Data to use Start Marker
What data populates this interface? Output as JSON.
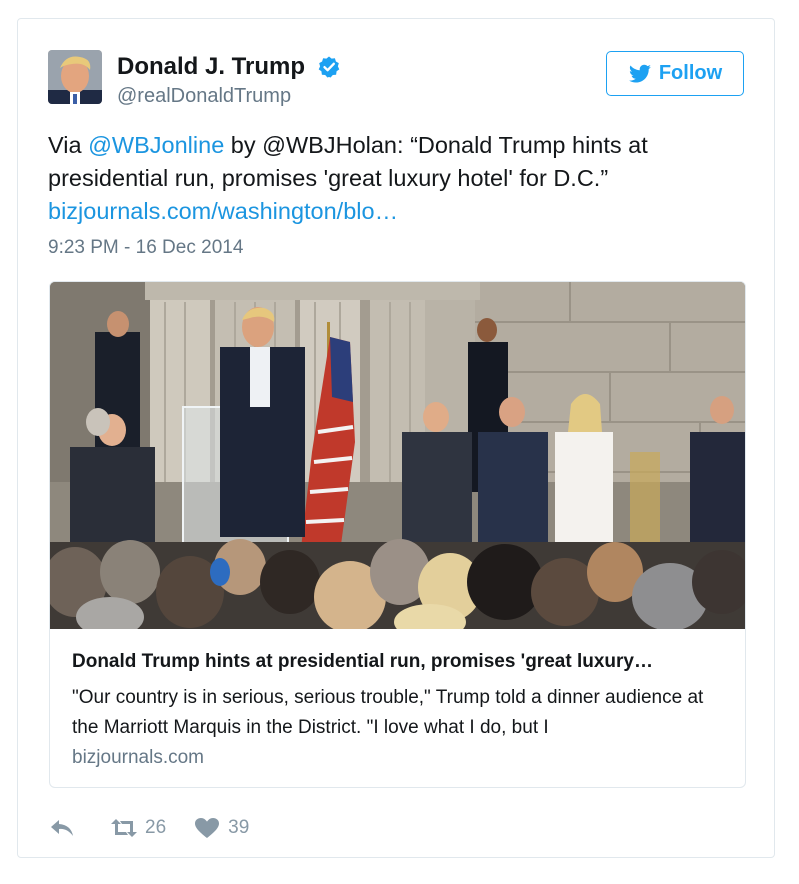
{
  "author": {
    "name": "Donald J. Trump",
    "handle": "@realDonaldTrump",
    "verified": true
  },
  "follow_button": {
    "label": "Follow",
    "icon": "twitter-bird-icon"
  },
  "tweet": {
    "prefix": "Via ",
    "mention1": "@WBJonline",
    "middle": " by @WBJHolan: “Donald Trump hints at presidential run, promises 'great luxury hotel' for D.C.”",
    "link": "bizjournals.com/washington/blo…",
    "timestamp": "9:23 PM - 16 Dec 2014"
  },
  "card": {
    "title": "Donald Trump hints at presidential run, promises 'great luxury…",
    "description": "\"Our country is in serious, serious trouble,\" Trump told a dinner audience at the Marriott Marquis in the District. \"I love what I do, but I",
    "domain": "bizjournals.com"
  },
  "actions": {
    "reply_icon": "reply-icon",
    "retweet_icon": "retweet-icon",
    "retweet_count": "26",
    "like_icon": "heart-icon",
    "like_count": "39"
  },
  "colors": {
    "link": "#1b95e0",
    "accent": "#1da1f2",
    "muted": "#657786",
    "action_gray": "#8899a6"
  }
}
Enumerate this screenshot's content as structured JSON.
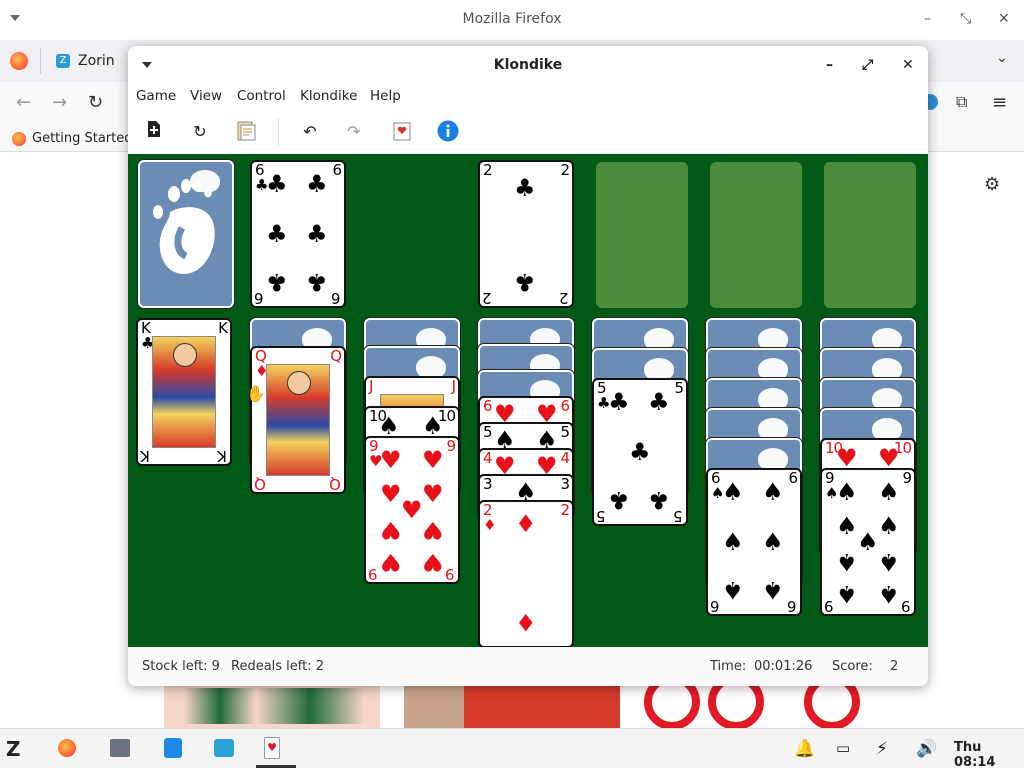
{
  "firefox": {
    "title": "Mozilla Firefox",
    "tab_label": "Zorin OS",
    "bookmark": "Getting Started"
  },
  "klondike": {
    "title": "Klondike",
    "menu": [
      "Game",
      "View",
      "Control",
      "Klondike",
      "Help"
    ],
    "status": {
      "stock": "Stock left: 9",
      "redeals": "Redeals left: 2",
      "time_label": "Time:",
      "time_value": "00:01:26",
      "score_label": "Score:",
      "score_value": "2"
    },
    "stock_card": "back",
    "waste": [
      {
        "rank": "6",
        "suit": "clubs"
      }
    ],
    "foundations": [
      {
        "rank": "2",
        "suit": "clubs"
      },
      null,
      null,
      null
    ],
    "tableau": [
      {
        "face_down": 0,
        "face_up": [
          {
            "rank": "K",
            "suit": "clubs"
          }
        ]
      },
      {
        "face_down": 1,
        "face_up": [
          {
            "rank": "Q",
            "suit": "diamonds"
          }
        ]
      },
      {
        "face_down": 2,
        "face_up": [
          {
            "rank": "J",
            "suit": "diamonds"
          },
          {
            "rank": "10",
            "suit": "spades"
          },
          {
            "rank": "9",
            "suit": "hearts"
          }
        ]
      },
      {
        "face_down": 3,
        "face_up": [
          {
            "rank": "6",
            "suit": "hearts"
          },
          {
            "rank": "5",
            "suit": "spades"
          },
          {
            "rank": "4",
            "suit": "hearts"
          },
          {
            "rank": "3",
            "suit": "spades"
          },
          {
            "rank": "2",
            "suit": "diamonds"
          }
        ]
      },
      {
        "face_down": 2,
        "face_up": [
          {
            "rank": "5",
            "suit": "clubs"
          }
        ]
      },
      {
        "face_down": 5,
        "face_up": [
          {
            "rank": "6",
            "suit": "spades"
          }
        ]
      },
      {
        "face_down": 4,
        "face_up": [
          {
            "rank": "10",
            "suit": "hearts"
          },
          {
            "rank": "9",
            "suit": "spades"
          }
        ]
      }
    ]
  },
  "taskbar": {
    "clock": "Thu 08:14"
  },
  "colors": {
    "felt": "#005a15",
    "slot": "#4c8a3c",
    "card_back": "#6b8cb4",
    "red_suit": "#e8111a"
  }
}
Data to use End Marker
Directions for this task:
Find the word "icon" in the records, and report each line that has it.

Your solution:
    "icon": "twitter-bird-icon"
    "reply_icon": "reply-icon",
    "retweet_icon": "retweet-icon",
    "like_icon": "heart-icon",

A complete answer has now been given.